Sometimes it happens that molecules lie outside the primary unit cell with , , . Often this is first noticed on checking the refinement results with checkCIF (http://checkcif.iucr.org ). Optionally ShelXle applies an algorithm to move the centre of gravity of each molecule into the primary unit cell, whilst ensuring that the molecules are as close as possible to each other. It is also possible to call additional programs from within ShelXle, e.g. PLATON (Spek, 2009) to perform diagnostics before the refinement is completed or to make ORTEP (Johnson & Burnett, 1996) style plots etc. as an alternative to the screenshot provided by ShelXle.
ShelXle is available at no cost for most modern Windows, Linux and Mac-OS X systems. For details on how to obtain ShelXle, see http://www.moliso.de/shelxle/ .
The authors are very grateful to many colleagues for extensive testing and many suggestions for improving ShelXle, in particular Daniel Kratzert, Frederick J. Holander, Håkon Hope, Krzysztof Radacki, Julian J. Holstein, Joseph H. Reibenspies and an anonymous referee, who also suggested improved wording that we have gratefully incorporated.
Barbour, L. J. (2001). J. Supramol. Chem. 1, 189-191.
Bruker (2000). XSHELL. Bruker AXS Inc., Madison, Wisconsin, USA.
Dolomanov, O. V., Bourhis, L. J., Gildea, R. J., Howard, J. A. K. & Puschmann, H. (2009). J. Appl. Cryst. 42, 339-341.

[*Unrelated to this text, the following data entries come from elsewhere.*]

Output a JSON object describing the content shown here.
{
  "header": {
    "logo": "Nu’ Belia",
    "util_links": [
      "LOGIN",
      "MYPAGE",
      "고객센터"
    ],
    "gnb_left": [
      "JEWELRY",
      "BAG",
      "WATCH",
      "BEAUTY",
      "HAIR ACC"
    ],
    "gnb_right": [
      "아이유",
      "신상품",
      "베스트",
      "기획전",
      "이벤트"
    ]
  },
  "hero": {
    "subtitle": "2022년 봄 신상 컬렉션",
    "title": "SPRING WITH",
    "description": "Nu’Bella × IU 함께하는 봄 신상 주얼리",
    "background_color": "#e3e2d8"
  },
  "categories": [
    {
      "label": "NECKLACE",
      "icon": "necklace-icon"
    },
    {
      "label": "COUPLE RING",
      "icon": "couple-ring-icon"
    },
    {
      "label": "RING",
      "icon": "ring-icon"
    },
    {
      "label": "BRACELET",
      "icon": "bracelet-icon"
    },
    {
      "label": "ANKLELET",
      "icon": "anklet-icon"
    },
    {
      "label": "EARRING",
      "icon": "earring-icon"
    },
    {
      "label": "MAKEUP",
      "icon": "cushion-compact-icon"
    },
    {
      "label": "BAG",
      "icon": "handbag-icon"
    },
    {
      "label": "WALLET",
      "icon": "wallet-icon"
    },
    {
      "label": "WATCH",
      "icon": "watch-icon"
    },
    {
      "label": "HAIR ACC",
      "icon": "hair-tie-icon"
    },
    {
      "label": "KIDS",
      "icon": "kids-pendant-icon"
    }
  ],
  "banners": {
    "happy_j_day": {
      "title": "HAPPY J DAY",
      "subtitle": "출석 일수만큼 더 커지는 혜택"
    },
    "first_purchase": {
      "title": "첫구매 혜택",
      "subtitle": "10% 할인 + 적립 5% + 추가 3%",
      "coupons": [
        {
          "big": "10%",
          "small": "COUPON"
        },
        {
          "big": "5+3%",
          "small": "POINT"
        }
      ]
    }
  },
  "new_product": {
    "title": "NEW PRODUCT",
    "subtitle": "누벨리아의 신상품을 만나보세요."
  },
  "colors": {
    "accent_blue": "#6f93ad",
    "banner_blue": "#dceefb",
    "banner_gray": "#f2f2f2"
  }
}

Emsley, P., Lohkamp, B., Scott, W. G. & Cowtan, K. (2010). Acta Cryst. D66, 486-501.
Farrugia, L. J. (1999). J. Appl. Cryst. 32, 837-838.
Hirshfeld, F. L. (1976). Acta Cryst. A32, 239-244.
Holstein, J. J., Luger, P., Kalinowski, R., Mebs, S., Paulman, C. & Dittrich, B. (2010). Acta Cryst. B66, 568-577.
Hübschle, C. B. & Dittrich, B. (2011). J. Appl. Cryst. 44, 238-240.
Hübschle, C. B., Dittrich, B., Grabowsky, S., Messerschmidt, M. & Luger, P. (2008). Acta Cryst. B64, 363-374.
Johnson, C. K. & Burnett, M. N. (1996). ORTEPIII. Report ORNL-6895. Oak Ridge National Laboratory, Tennessee, USA.
Müller, P., Herbst-Irmer, R., Spek, A. L., Schneider, T. R. & Sawaya, M. R. (2006). Crystal Structure Refinement: A Crystallographer's Guide to SHELXL, 1st ed. New York: Oxford University Press.
Nicolet (1981). XP - Molecular Geometry and Display. Nicolet X-ray Instruments, Madison, Wisconsin, USA.
Rosenfield, R. E., Trueblood, K. N. & Dunitz, J. D. (1978). Acta Cryst. A34, 828-829.
Sheldrick, G. M. (2008). Acta Cryst. A64, 112-122.
Spek, A. L. (2009). Acta Cryst. D65, 148-155.